Consumers not amused by high ATM fees
In February of this year, JPMorgan Chase announced that it was going to start testing a new fee structure for non-Chase members that used Chase ATMs. The new fees were instituted in Texas and Illinois, according to CNN. Chase maintains one of the largest ATM networks in the country, and was trying to get people to pay a little more for the convenience of using that network. So the large nationwide bank raised its fees on a trial basis to $4 in Ill., and to $5 in Texas. The Chase network comprises more than 16,000 ATMs nationwide, and there is a reasonable expectation that people should pay to use such a large network. However, people in those states were not amused.
Chase canceling program
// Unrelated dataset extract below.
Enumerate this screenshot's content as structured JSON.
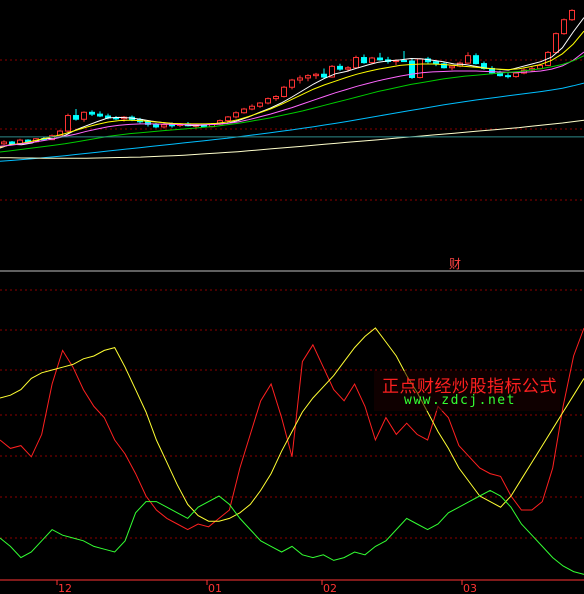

JPMorgan Chase is canceling the higher fees. Though Chase does maintain the second largest ATM network in the nation and about 25 percent of all Chase ATMs are in those states, according to USA Today, people stopped using Chase ATMs if an ATM with lower fees or one in their network was nearby. Chase will revert to the standard $3 fee. The nationwide average fee at automatic teller machines, according to MSN, was $2.11 in January. The city that had the highest fees on average as of November was Seattle, Wash., according to the New York Times, and the city with the lowest ATM fees was Cleveland, Ohio. ATM fees have been going up, as financial reform laws have been restricting certain types of fee-assessment practices at banks.
Fewer people after loan capital
Though banks are just as willing to lend consumer loans, there are fewer people lining up to apply for them. The Federal Reserve has noted looser lending criteria for consumer loans such as credit cards, installment loans and other types of personal loans, but demand has been down for some time, according to the Wall Street Journal. If people don’t feel as secure in employment, they are less likely to want to go into debt. Interest earnings for major banking institutions has been declining for months, as fewer consumers are interested in going into more debt after the nightmare of the past few years.